Monday mornings mean the beginning of the work week, an earlier alarm and coffee for most. All of that applies for me but I have some extra motivation. I get to spend my morning with students at the Widener Memorial School in North Philadelphia.
Widener is a unique place. The school was founded in 1902 and is specifically for students with physical, medical and mental disabilities. The student body represents a wide range of abilities and socio-economic backgrounds. Regardless of a student’s individual needs, the goal is to help each pupil reach their potential through the various programming and therapy offered at Widener. 1812 Outreach gets to be a variable in that equation once a week throughout the school year.
With my brilliant co-teachers, Katherine and Carlos, I get to spend two or more hours talking about comedy, writing, laughing, reading, telling stories and being silly with three groups of students.

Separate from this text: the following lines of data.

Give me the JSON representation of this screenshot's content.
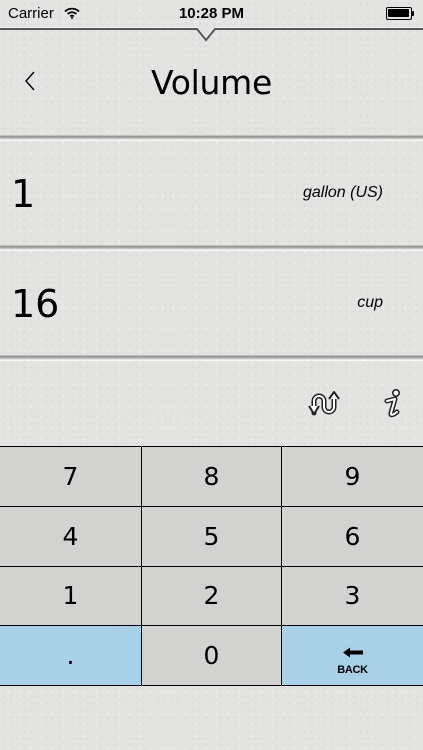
{
  "status_bar": {
    "carrier": "Carrier",
    "time": "10:28 PM",
    "battery_level": 1.0
  },
  "nav": {
    "title": "Volume",
    "back_icon": "chevron-left-icon"
  },
  "conversion": {
    "from": {
      "value": "1",
      "unit": "gallon (US)"
    },
    "to": {
      "value": "16",
      "unit": "cup"
    }
  },
  "tools": {
    "swap_icon": "swap-arrows-icon",
    "info_icon": "info-icon"
  },
  "keypad": {
    "keys": [
      "7",
      "8",
      "9",
      "4",
      "5",
      "6",
      "1",
      "2",
      "3",
      ".",
      "0"
    ],
    "backspace_label": "BACK"
  },
  "colors": {
    "background": "#e3e3e1",
    "key": "#d2d2d0",
    "key_accent": "#a8d0e7"
  }
}
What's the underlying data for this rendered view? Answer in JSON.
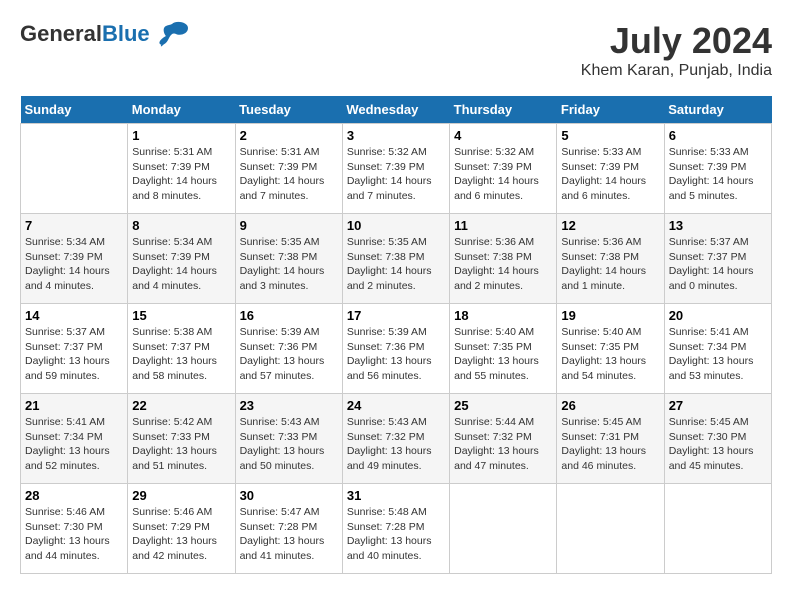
{
  "header": {
    "logo_general": "General",
    "logo_blue": "Blue",
    "month_title": "July 2024",
    "location": "Khem Karan, Punjab, India"
  },
  "weekdays": [
    "Sunday",
    "Monday",
    "Tuesday",
    "Wednesday",
    "Thursday",
    "Friday",
    "Saturday"
  ],
  "weeks": [
    [
      {
        "day": "",
        "sunrise": "",
        "sunset": "",
        "daylight": ""
      },
      {
        "day": "1",
        "sunrise": "Sunrise: 5:31 AM",
        "sunset": "Sunset: 7:39 PM",
        "daylight": "Daylight: 14 hours and 8 minutes."
      },
      {
        "day": "2",
        "sunrise": "Sunrise: 5:31 AM",
        "sunset": "Sunset: 7:39 PM",
        "daylight": "Daylight: 14 hours and 7 minutes."
      },
      {
        "day": "3",
        "sunrise": "Sunrise: 5:32 AM",
        "sunset": "Sunset: 7:39 PM",
        "daylight": "Daylight: 14 hours and 7 minutes."
      },
      {
        "day": "4",
        "sunrise": "Sunrise: 5:32 AM",
        "sunset": "Sunset: 7:39 PM",
        "daylight": "Daylight: 14 hours and 6 minutes."
      },
      {
        "day": "5",
        "sunrise": "Sunrise: 5:33 AM",
        "sunset": "Sunset: 7:39 PM",
        "daylight": "Daylight: 14 hours and 6 minutes."
      },
      {
        "day": "6",
        "sunrise": "Sunrise: 5:33 AM",
        "sunset": "Sunset: 7:39 PM",
        "daylight": "Daylight: 14 hours and 5 minutes."
      }
    ],
    [
      {
        "day": "7",
        "sunrise": "Sunrise: 5:34 AM",
        "sunset": "Sunset: 7:39 PM",
        "daylight": "Daylight: 14 hours and 4 minutes."
      },
      {
        "day": "8",
        "sunrise": "Sunrise: 5:34 AM",
        "sunset": "Sunset: 7:39 PM",
        "daylight": "Daylight: 14 hours and 4 minutes."
      },
      {
        "day": "9",
        "sunrise": "Sunrise: 5:35 AM",
        "sunset": "Sunset: 7:38 PM",
        "daylight": "Daylight: 14 hours and 3 minutes."
      },
      {
        "day": "10",
        "sunrise": "Sunrise: 5:35 AM",
        "sunset": "Sunset: 7:38 PM",
        "daylight": "Daylight: 14 hours and 2 minutes."
      },
      {
        "day": "11",
        "sunrise": "Sunrise: 5:36 AM",
        "sunset": "Sunset: 7:38 PM",
        "daylight": "Daylight: 14 hours and 2 minutes."
      },
      {
        "day": "12",
        "sunrise": "Sunrise: 5:36 AM",
        "sunset": "Sunset: 7:38 PM",
        "daylight": "Daylight: 14 hours and 1 minute."
      },
      {
        "day": "13",
        "sunrise": "Sunrise: 5:37 AM",
        "sunset": "Sunset: 7:37 PM",
        "daylight": "Daylight: 14 hours and 0 minutes."
      }
    ],
    [
      {
        "day": "14",
        "sunrise": "Sunrise: 5:37 AM",
        "sunset": "Sunset: 7:37 PM",
        "daylight": "Daylight: 13 hours and 59 minutes."
      },
      {
        "day": "15",
        "sunrise": "Sunrise: 5:38 AM",
        "sunset": "Sunset: 7:37 PM",
        "daylight": "Daylight: 13 hours and 58 minutes."
      },
      {
        "day": "16",
        "sunrise": "Sunrise: 5:39 AM",
        "sunset": "Sunset: 7:36 PM",
        "daylight": "Daylight: 13 hours and 57 minutes."
      },
      {
        "day": "17",
        "sunrise": "Sunrise: 5:39 AM",
        "sunset": "Sunset: 7:36 PM",
        "daylight": "Daylight: 13 hours and 56 minutes."
      },
      {
        "day": "18",
        "sunrise": "Sunrise: 5:40 AM",
        "sunset": "Sunset: 7:35 PM",
        "daylight": "Daylight: 13 hours and 55 minutes."
      },
      {
        "day": "19",
        "sunrise": "Sunrise: 5:40 AM",
        "sunset": "Sunset: 7:35 PM",
        "daylight": "Daylight: 13 hours and 54 minutes."
      },
      {
        "day": "20",
        "sunrise": "Sunrise: 5:41 AM",
        "sunset": "Sunset: 7:34 PM",
        "daylight": "Daylight: 13 hours and 53 minutes."
      }
    ],
    [
      {
        "day": "21",
        "sunrise": "Sunrise: 5:41 AM",
        "sunset": "Sunset: 7:34 PM",
        "daylight": "Daylight: 13 hours and 52 minutes."
      },
      {
        "day": "22",
        "sunrise": "Sunrise: 5:42 AM",
        "sunset": "Sunset: 7:33 PM",
        "daylight": "Daylight: 13 hours and 51 minutes."
      },
      {
        "day": "23",
        "sunrise": "Sunrise: 5:43 AM",
        "sunset": "Sunset: 7:33 PM",
        "daylight": "Daylight: 13 hours and 50 minutes."
      },
      {
        "day": "24",
        "sunrise": "Sunrise: 5:43 AM",
        "sunset": "Sunset: 7:32 PM",
        "daylight": "Daylight: 13 hours and 49 minutes."
      },
      {
        "day": "25",
        "sunrise": "Sunrise: 5:44 AM",
        "sunset": "Sunset: 7:32 PM",
        "daylight": "Daylight: 13 hours and 47 minutes."
      },
      {
        "day": "26",
        "sunrise": "Sunrise: 5:45 AM",
        "sunset": "Sunset: 7:31 PM",
        "daylight": "Daylight: 13 hours and 46 minutes."
      },
      {
        "day": "27",
        "sunrise": "Sunrise: 5:45 AM",
        "sunset": "Sunset: 7:30 PM",
        "daylight": "Daylight: 13 hours and 45 minutes."
      }
    ],
    [
      {
        "day": "28",
        "sunrise": "Sunrise: 5:46 AM",
        "sunset": "Sunset: 7:30 PM",
        "daylight": "Daylight: 13 hours and 44 minutes."
      },
      {
        "day": "29",
        "sunrise": "Sunrise: 5:46 AM",
        "sunset": "Sunset: 7:29 PM",
        "daylight": "Daylight: 13 hours and 42 minutes."
      },
      {
        "day": "30",
        "sunrise": "Sunrise: 5:47 AM",
        "sunset": "Sunset: 7:28 PM",
        "daylight": "Daylight: 13 hours and 41 minutes."
      },
      {
        "day": "31",
        "sunrise": "Sunrise: 5:48 AM",
        "sunset": "Sunset: 7:28 PM",
        "daylight": "Daylight: 13 hours and 40 minutes."
      },
      {
        "day": "",
        "sunrise": "",
        "sunset": "",
        "daylight": ""
      },
      {
        "day": "",
        "sunrise": "",
        "sunset": "",
        "daylight": ""
      },
      {
        "day": "",
        "sunrise": "",
        "sunset": "",
        "daylight": ""
      }
    ]
  ]
}
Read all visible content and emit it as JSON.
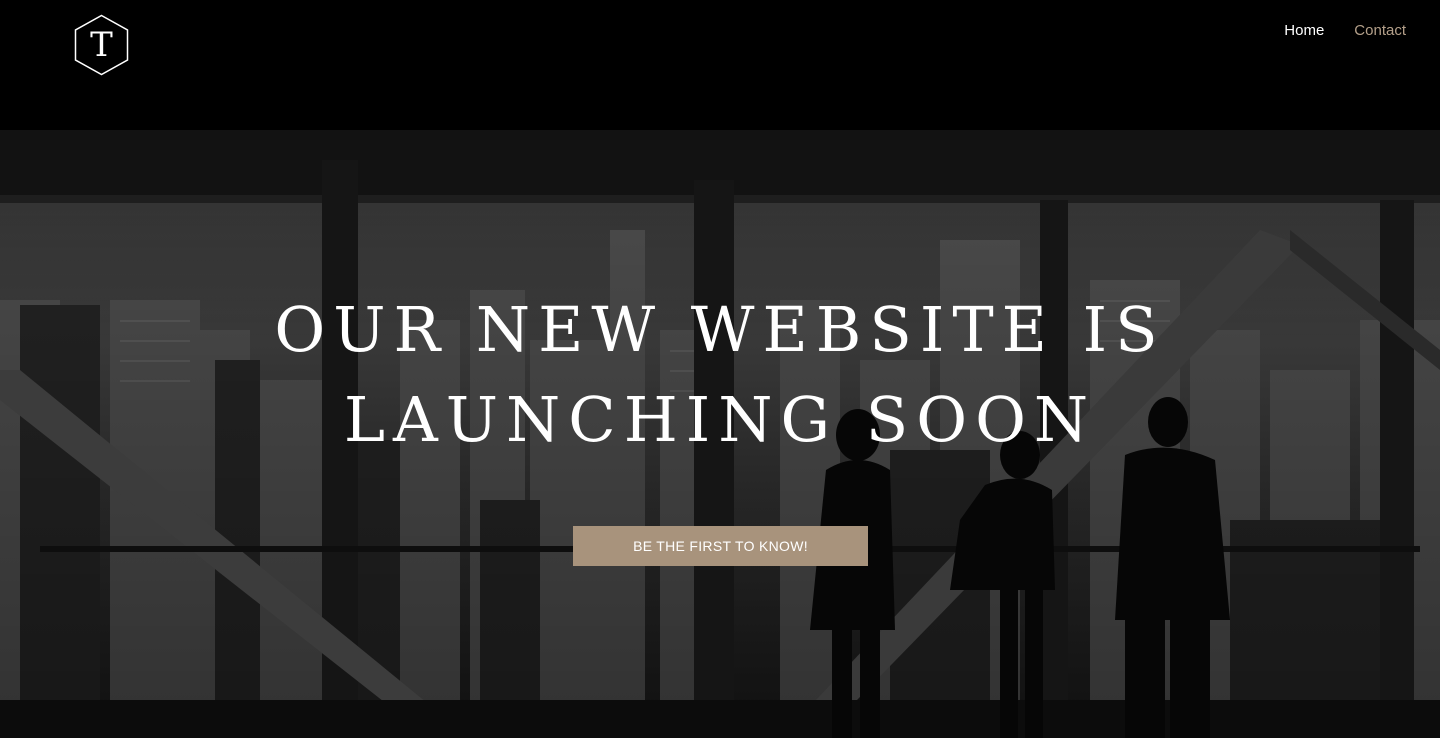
{
  "brand": {
    "logo_letter": "T",
    "accent_color": "#a8937c",
    "background_color": "#000000"
  },
  "nav": {
    "items": [
      {
        "label": "Home",
        "state": "active"
      },
      {
        "label": "Contact",
        "state": "inactive"
      }
    ]
  },
  "hero": {
    "title": "OUR NEW WEBSITE IS LAUNCHING SOON",
    "cta_label": "BE THE FIRST TO KNOW!"
  }
}
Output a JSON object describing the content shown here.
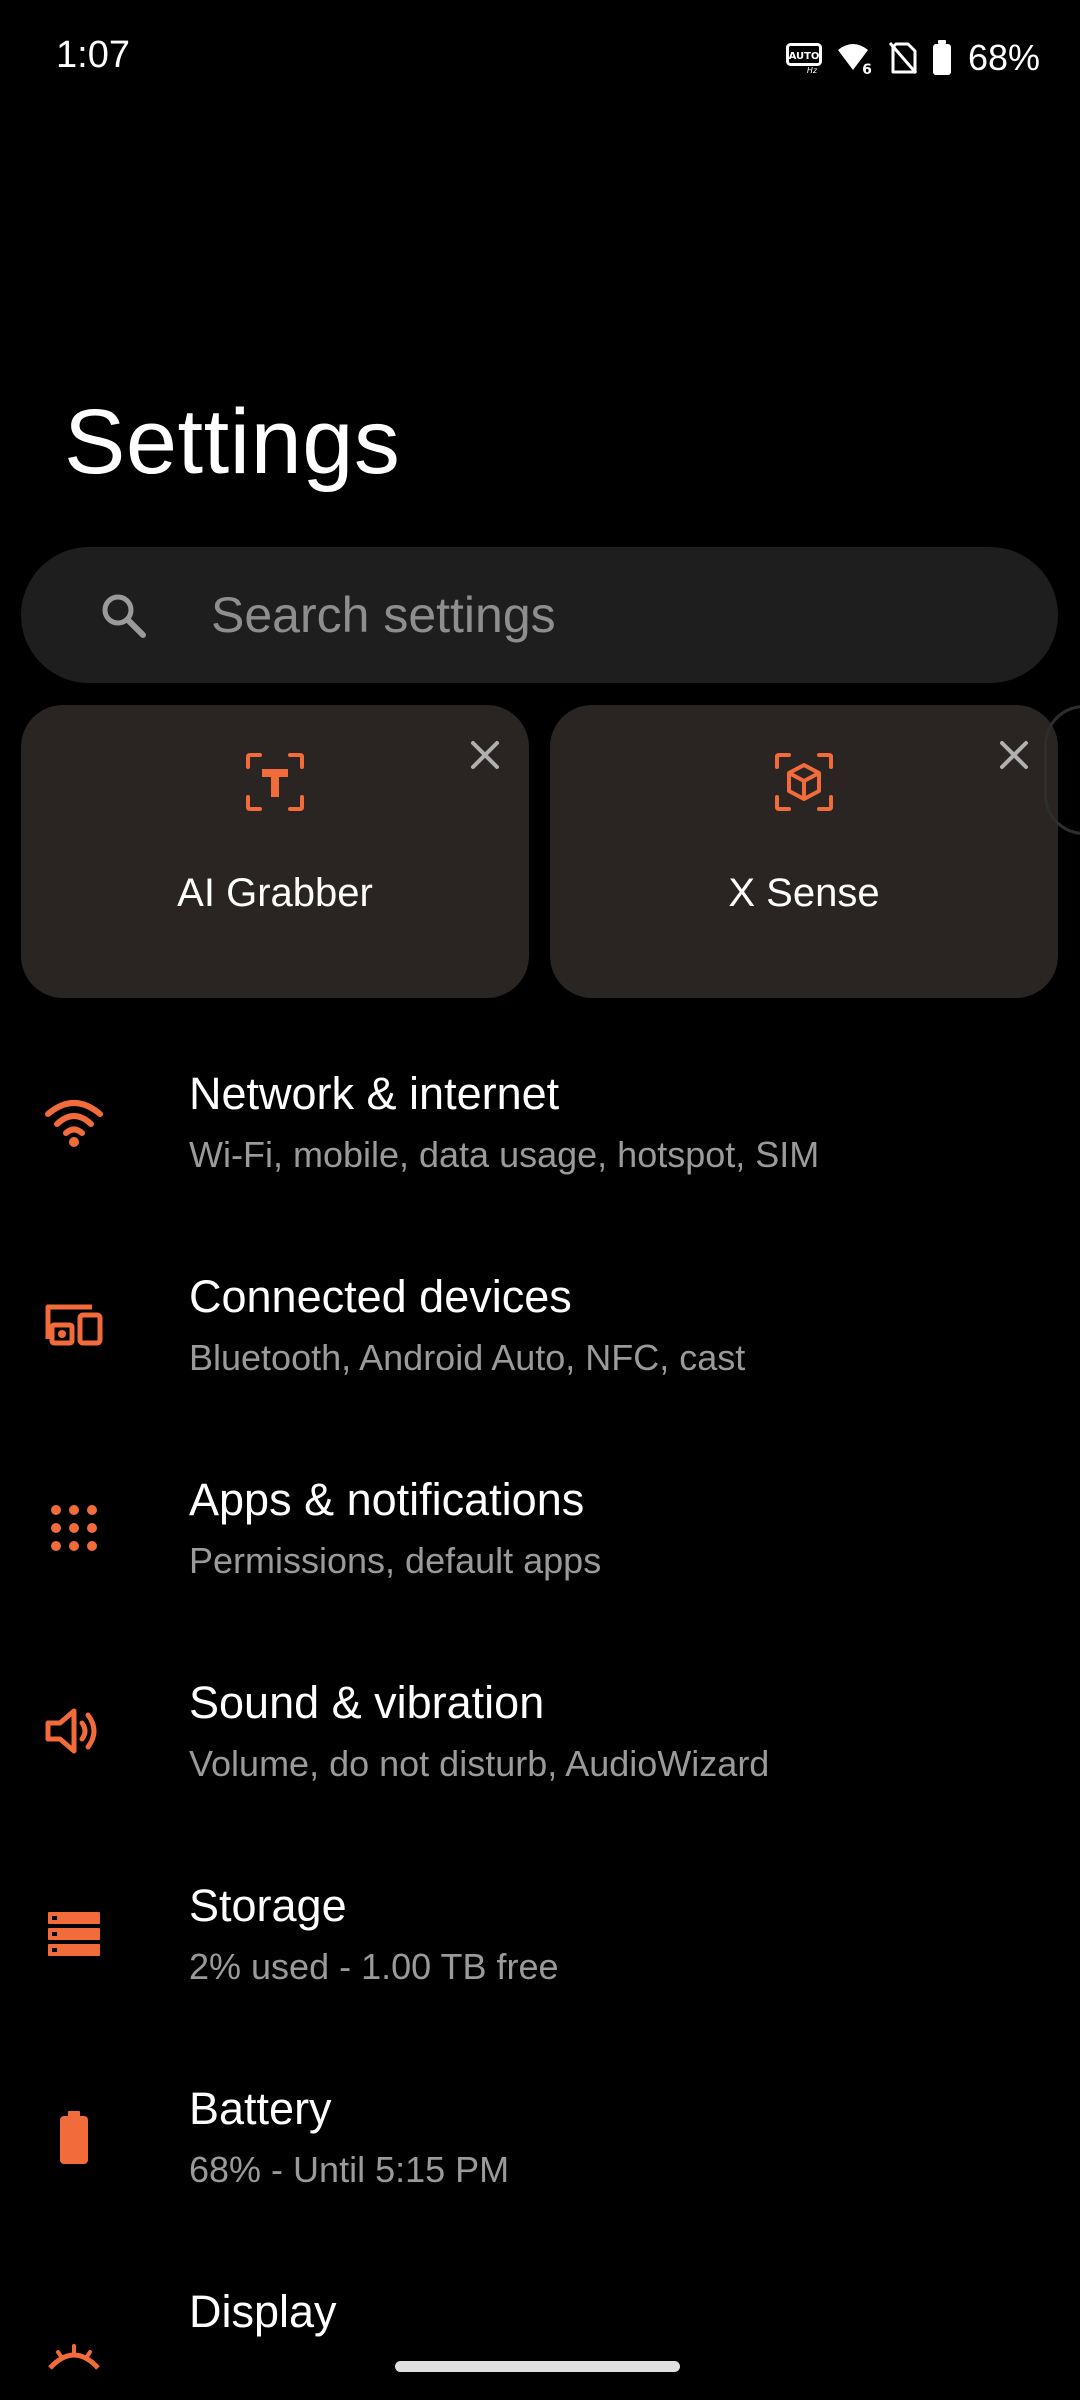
{
  "status_bar": {
    "time": "1:07",
    "battery_percent": "68%",
    "icons": [
      "refresh-rate-auto-icon",
      "wifi-6-icon",
      "no-sim-icon",
      "battery-icon"
    ]
  },
  "page": {
    "title": "Settings"
  },
  "search": {
    "placeholder": "Search settings",
    "value": ""
  },
  "suggestions": [
    {
      "label": "AI Grabber",
      "icon": "text-scan-icon"
    },
    {
      "label": "X Sense",
      "icon": "cube-scan-icon"
    }
  ],
  "settings": [
    {
      "title": "Network & internet",
      "subtitle": "Wi-Fi, mobile, data usage, hotspot, SIM",
      "icon": "wifi-icon"
    },
    {
      "title": "Connected devices",
      "subtitle": "Bluetooth, Android Auto, NFC, cast",
      "icon": "devices-icon"
    },
    {
      "title": "Apps & notifications",
      "subtitle": "Permissions, default apps",
      "icon": "apps-grid-icon"
    },
    {
      "title": "Sound & vibration",
      "subtitle": "Volume, do not disturb, AudioWizard",
      "icon": "speaker-icon"
    },
    {
      "title": "Storage",
      "subtitle": "2% used - 1.00 TB free",
      "icon": "storage-icon"
    },
    {
      "title": "Battery",
      "subtitle": "68% - Until 5:15 PM",
      "icon": "battery-icon"
    },
    {
      "title": "Display",
      "subtitle": "",
      "icon": "display-icon"
    }
  ],
  "colors": {
    "accent": "#f26b3a",
    "background": "#000000",
    "card": "#2a2422",
    "search_bg": "#1e1e1e",
    "secondary_text": "#9a9a9a"
  }
}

As I walk into the lobby and see the students coming in from the buses, each smile and exchange fills me with warmth and appreciation. I am grateful to spend time with the students here and am humbled by their incredible attitudes in the face of adversity.
Our high school group has eight people in it and the majority are students that we have worked with before. For the first half of the year we have focused on looking at the various forms of comedy, from slapstick to sketch to stand-up and everything in between. We talk about each form and watch video clips of examples. Two weeks ago we talked about satire and read fictitious articles from the satirical publication, The Onion. We asked the students to take a stab at writing their own. I had braced myself for the typical teen response of, “I don’t know what to write….” “Nothing that happens to me is funny…” Instead, there was a pause followed by a chorus of “My step-mom said the funniest thing…” “Can I write about someone on the bus?” “Oh! I have something!” “Breaking news!..” The students all began to work; some writing on their own, others dictating to helpers. There was a buzz in the room and we had to stop the group mid-thought, with the promise that we would come back to it next week. I thought to myself, “I can’t wait to pick up where we left off next week!"
Next up, we meet with the lower school students. With 9 students ages 8-12, we explore storytelling through reading books and creating our own stories with imaginative play and occasionally a box of props for extra fun. This week we read The Day The Crayons Quit, which features letters written from various crayons to their owner, Duncan, complaining of how they have been either overused or under-appreciated. After reading, we went around the circle while each student chose a color and told us a little about how that color was feeling. The students brought these characters to life beyond what any of us had expected. The students began to improvise an argument between Purple and Yellow over who should color the grapes. The two crayons took the other’s spot in the box in an act of protest. The White crayon dreamed of expanding his creative contributions to things like “glue spilling out of the bottle.” The ideas were flowing from the group so easily. It was such fun to watch!
About three times each semester we meet with a third group: the Multiple Disabilities Students. Many of these students are non-verbal and have limited mobility. Our focus is to stimulate them as best we can. With this group, we begin and end each class with a song. Music tends to elicit a response from many of them. Some react vocally, physically or with eye movements. We often will read some of the same books with this group that we read with the Lower School students and adjust the activities that follow. During and after each reading, we move among the students and provide tactile stimulation. We make physical contact and sometimes use scarves, props or percussive instruments to give them a chance to use their senses to feel, hear and see something new based on the book or activity.
This will be my third year working with students at Widener Memorial School. Each year brings new groups and new challenges but the goal remains the same: once a week, we come together, laugh and grow through comedy and creative expression. Every smile, silly dance and new idea leaves me feeling inspired and ready to start my week. My Mondays are magical. I hope you find some magic in your Monday, too.